Stewart is 29 years old, and was pursuing his Ph.D in American history at Texas Christian University until ill health forced him to withdraw. He lives in Ft. Worth, Texas, with his wife of six years, who is a junior high school teacher in a low-income district. They own their home. Before he came down with complications from cirrhosis caused by autoimmune hepatitis, he says he led a scrupulously healthy lifestyle — he does not drink or do any other non-medical drugs, he says, and was a devoted hiker before disaster struck. And he was insured — indeed, he had a gold plan from the ObamaCare exchanges, the second-best level of plan that you can get.
But now he faces imminent bankruptcy and possibly death.

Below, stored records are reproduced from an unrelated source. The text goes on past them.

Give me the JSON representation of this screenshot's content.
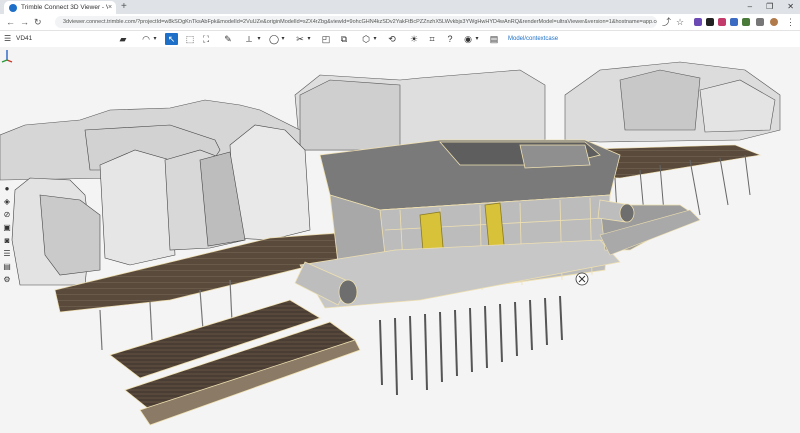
{
  "browser": {
    "tab_title": "Trimble Connect 3D Viewer - VI...",
    "tab_close": "×",
    "new_tab": "+",
    "url": "3dviewer.connect.trimble.com/?projectId=w8kSOgKnTksAbFpk&modelId=2VuUZe&originModelId=sZX4rZbg&viewId=9ohcGHN4kzSDv2YakFtBcPZZnzhX5LWvkbjs3YWgHwHYD4wAnRQ&renderModel=ultraViewer&version=1&hostname=app.connect.trimble.com",
    "window_controls": [
      "–",
      "❐",
      "✕"
    ]
  },
  "toolbar": {
    "model_name": "VD41",
    "mode_link": "Model/contextcase"
  },
  "colors": {
    "accent": "#1e6fc7",
    "building": "#d9d9d9",
    "deck": "#5a4a3c",
    "outline": "#e9d9a8"
  }
}
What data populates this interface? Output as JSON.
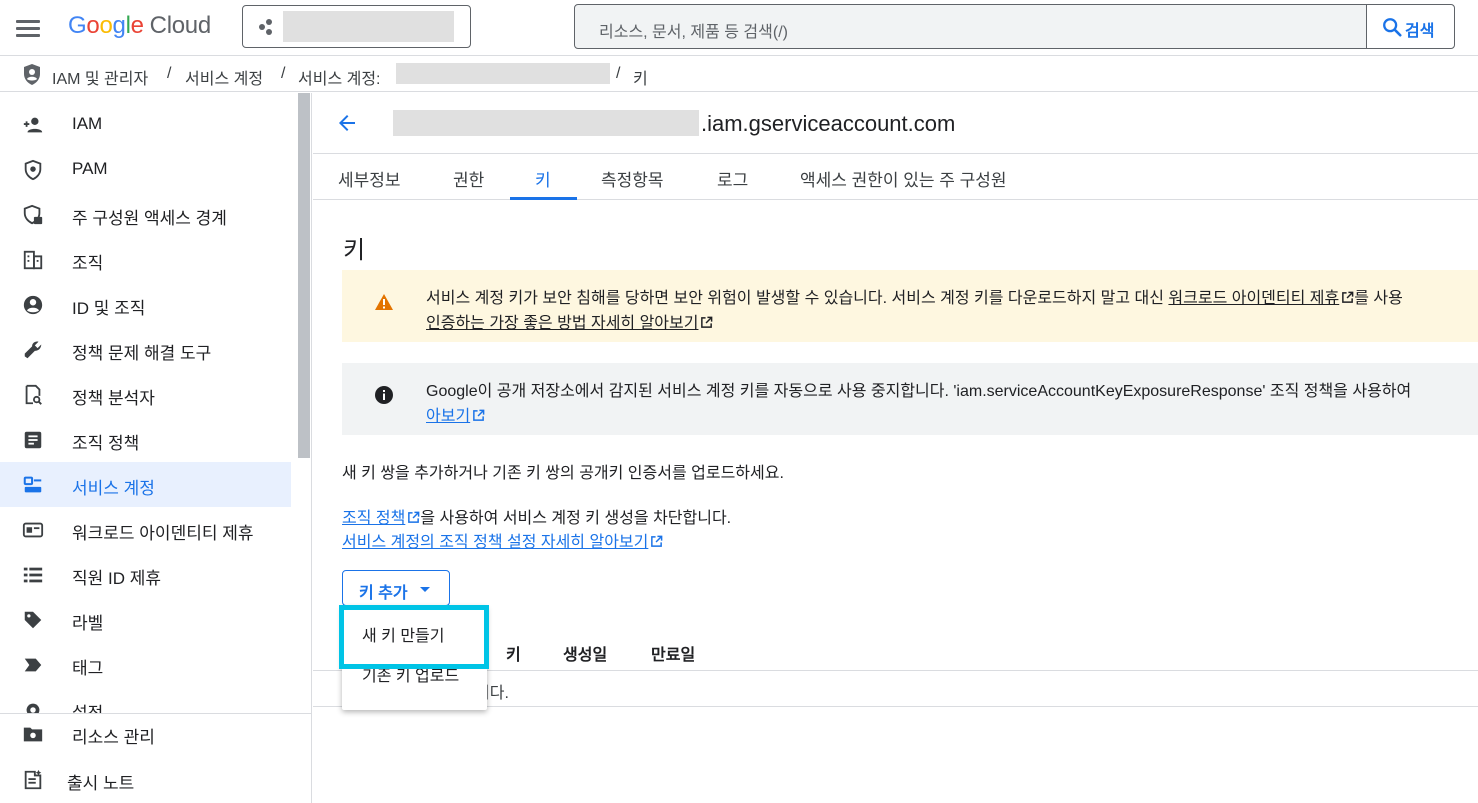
{
  "header": {
    "logo_letters": [
      "G",
      "o",
      "o",
      "g",
      "l",
      "e"
    ],
    "logo_product": "Cloud",
    "search_placeholder": "리소스, 문서, 제품 등 검색(/)",
    "search_button": "검색"
  },
  "breadcrumb": {
    "items": [
      "IAM 및 관리자",
      "서비스 계정",
      "서비스 계정: ",
      "키"
    ],
    "separator": "/"
  },
  "sidebar": {
    "items": [
      {
        "label": "IAM",
        "icon": "person-add-icon"
      },
      {
        "label": "PAM",
        "icon": "shield-icon"
      },
      {
        "label": "주 구성원 액세스 경계",
        "icon": "shield-lock-icon"
      },
      {
        "label": "조직",
        "icon": "building-icon"
      },
      {
        "label": "ID 및 조직",
        "icon": "account-circle-icon"
      },
      {
        "label": "정책 문제 해결 도구",
        "icon": "wrench-icon"
      },
      {
        "label": "정책 분석자",
        "icon": "policy-search-icon"
      },
      {
        "label": "조직 정책",
        "icon": "article-icon"
      },
      {
        "label": "서비스 계정",
        "icon": "service-account-icon"
      },
      {
        "label": "워크로드 아이덴티티 제휴",
        "icon": "id-card-icon"
      },
      {
        "label": "직원 ID 제휴",
        "icon": "list-icon"
      },
      {
        "label": "라벨",
        "icon": "label-icon"
      },
      {
        "label": "태그",
        "icon": "tag-chevron-icon"
      },
      {
        "label": "설정",
        "icon": "gear-icon"
      }
    ],
    "active_index": 8,
    "footer_items": [
      {
        "label": "리소스 관리",
        "icon": "folder-gear-icon"
      },
      {
        "label": "출시 노트",
        "icon": "release-notes-icon"
      }
    ]
  },
  "main": {
    "service_account_suffix": ".iam.gserviceaccount.com",
    "tabs": [
      "세부정보",
      "권한",
      "키",
      "측정항목",
      "로그",
      "액세스 권한이 있는 주 구성원"
    ],
    "active_tab": 2,
    "section_title": "키",
    "warning": {
      "line1_before": "서비스 계정 키가 보안 침해를 당하면 보안 위험이 발생할 수 있습니다. 서비스 계정 키를 다운로드하지 말고 대신 ",
      "line1_link": "워크로드 아이덴티티 제휴",
      "line1_after": "를 사용",
      "line2_link": "인증하는 가장 좋은 방법 자세히 알아보기"
    },
    "info": {
      "line1": "Google이 공개 저장소에서 감지된 서비스 계정 키를 자동으로 사용 중지합니다. 'iam.serviceAccountKeyExposureResponse' 조직 정책을 사용하여",
      "line2_link": "아보기"
    },
    "add_pair_text": "새 키 쌍을 추가하거나 기존 키 쌍의 공개키 인증서를 업로드하세요.",
    "org_policy_link": "조직 정책",
    "org_policy_after": "을 사용하여 서비스 계정 키 생성을 차단합니다.",
    "learn_more_link": "서비스 계정의 조직 정책 설정 자세히 알아보기",
    "add_key_button": "키 추가",
    "table_headers": [
      "키",
      "생성일",
      "만료일"
    ],
    "table_empty_suffix": "니다.",
    "dropdown_items": [
      "새 키 만들기",
      "기존 키 업로드"
    ]
  },
  "colors": {
    "accent": "#1a73e8",
    "highlight": "#00c4e6",
    "warning_bg": "#fef7e0",
    "warning_icon": "#e37400"
  }
}
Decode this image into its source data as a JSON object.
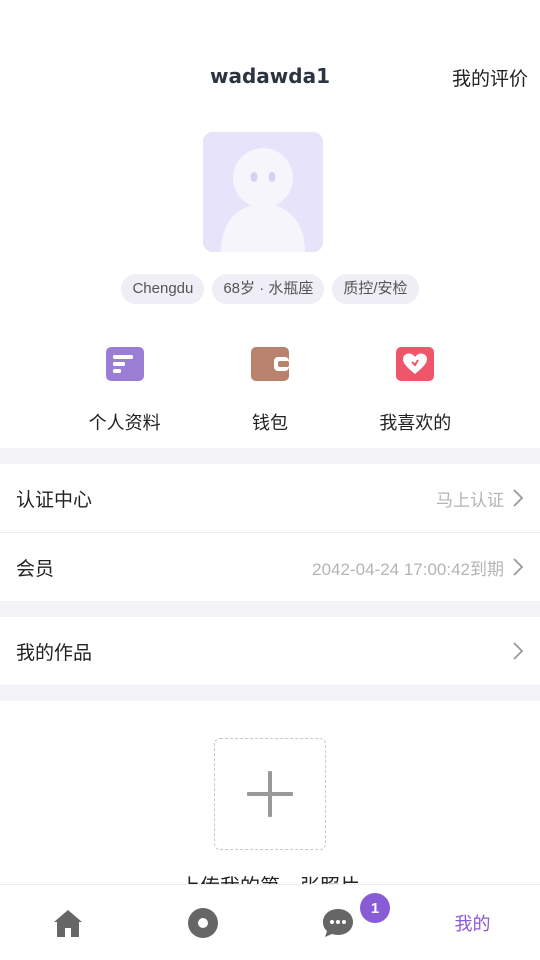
{
  "header": {
    "username": "wadawda1",
    "review_link": "我的评价"
  },
  "profile": {
    "tags": [
      "Chengdu",
      "68岁 · 水瓶座",
      "质控/安检"
    ]
  },
  "actions": [
    {
      "label": "个人资料",
      "icon": "profile-card-icon"
    },
    {
      "label": "钱包",
      "icon": "wallet-icon"
    },
    {
      "label": "我喜欢的",
      "icon": "heart-icon"
    }
  ],
  "menu": {
    "certification": {
      "title": "认证中心",
      "action": "马上认证"
    },
    "membership": {
      "title": "会员",
      "expiry": "2042-04-24 17:00:42到期"
    },
    "works": {
      "title": "我的作品"
    }
  },
  "upload": {
    "text": "上传我的第一张照片"
  },
  "tabbar": {
    "items": [
      {
        "name": "home",
        "icon": "home-icon"
      },
      {
        "name": "discover",
        "icon": "record-icon"
      },
      {
        "name": "messages",
        "icon": "chat-icon",
        "badge": "1"
      },
      {
        "name": "mine",
        "label": "我的"
      }
    ]
  },
  "colors": {
    "accent": "#8a5bd6",
    "section_gap": "#f4f4f8",
    "tag_bg": "#efedf5"
  }
}
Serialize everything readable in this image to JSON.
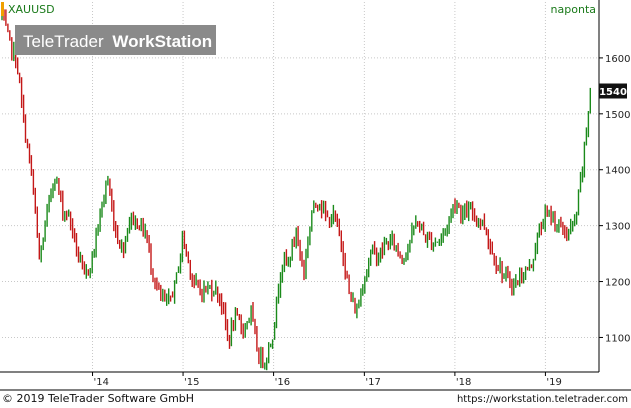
{
  "symbol": "XAUUSD",
  "period": "naponta",
  "watermark": {
    "brand": "TeleTrader",
    "product": "WorkStation"
  },
  "footer": {
    "copyright": "© 2019 TeleTrader Software GmbH",
    "url": "https://workstation.teletrader.com"
  },
  "colors": {
    "background": "#ffffff",
    "grid": "#c8c8c8",
    "up": "#1b8a1b",
    "down": "#c41818",
    "symbol_text": "#1a7a1a",
    "axis_text": "#222222",
    "price_label_bg": "#111111",
    "price_label_text": "#ffffff",
    "watermark_bg": "#8a8a8a",
    "watermark_text": "#ffffff",
    "marker": "#f0a000"
  },
  "chart_data": {
    "type": "line",
    "style": "candlestick",
    "series": [
      {
        "name": "XAUUSD",
        "x": [
          "2013-01",
          "2013-02",
          "2013-03",
          "2013-04",
          "2013-05",
          "2013-06",
          "2013-07",
          "2013-08",
          "2013-09",
          "2013-10",
          "2013-11",
          "2013-12",
          "2014-01",
          "2014-02",
          "2014-03",
          "2014-04",
          "2014-05",
          "2014-06",
          "2014-07",
          "2014-08",
          "2014-09",
          "2014-10",
          "2014-11",
          "2014-12",
          "2015-01",
          "2015-02",
          "2015-03",
          "2015-04",
          "2015-05",
          "2015-06",
          "2015-07",
          "2015-08",
          "2015-09",
          "2015-10",
          "2015-11",
          "2015-12",
          "2016-01",
          "2016-02",
          "2016-03",
          "2016-04",
          "2016-05",
          "2016-06",
          "2016-07",
          "2016-08",
          "2016-09",
          "2016-10",
          "2016-11",
          "2016-12",
          "2017-01",
          "2017-02",
          "2017-03",
          "2017-04",
          "2017-05",
          "2017-06",
          "2017-07",
          "2017-08",
          "2017-09",
          "2017-10",
          "2017-11",
          "2017-12",
          "2018-01",
          "2018-02",
          "2018-03",
          "2018-04",
          "2018-05",
          "2018-06",
          "2018-07",
          "2018-08",
          "2018-09",
          "2018-10",
          "2018-11",
          "2018-12",
          "2019-01",
          "2019-02",
          "2019-03",
          "2019-04",
          "2019-05",
          "2019-06",
          "2019-07"
        ],
        "y": [
          1675,
          1625,
          1595,
          1475,
          1390,
          1235,
          1320,
          1395,
          1330,
          1315,
          1250,
          1205,
          1245,
          1320,
          1385,
          1295,
          1255,
          1315,
          1305,
          1290,
          1215,
          1170,
          1160,
          1195,
          1280,
          1215,
          1185,
          1185,
          1190,
          1172,
          1095,
          1135,
          1115,
          1145,
          1065,
          1060,
          1115,
          1235,
          1235,
          1290,
          1215,
          1320,
          1350,
          1310,
          1315,
          1270,
          1175,
          1145,
          1210,
          1255,
          1245,
          1270,
          1270,
          1240,
          1270,
          1310,
          1280,
          1270,
          1275,
          1300,
          1345,
          1320,
          1325,
          1315,
          1300,
          1250,
          1225,
          1200,
          1195,
          1215,
          1225,
          1280,
          1320,
          1315,
          1295,
          1285,
          1305,
          1410,
          1540
        ]
      }
    ],
    "x_ticks": [
      "'14",
      "'15",
      "'16",
      "'17",
      "'18",
      "'19"
    ],
    "y_ticks": [
      1100,
      1200,
      1300,
      1400,
      1500,
      1600
    ],
    "ylim": [
      1040,
      1700
    ],
    "last_value_label": "1540",
    "grid": true
  }
}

The details of Stewart's story are immensely complex, but the basic reality is fairly simple. A man got very sick, and had to have a serious medical procedure, or die. That care was available, and he did get it. But the medical system then bled him of every last penny it could legally get its hands on, despite his supposedly good insurance. The immense cost wrecked his finances, but merciless means tests made it all but impossible to access the skinflint social insurance system in Texas. This is how American health care kills people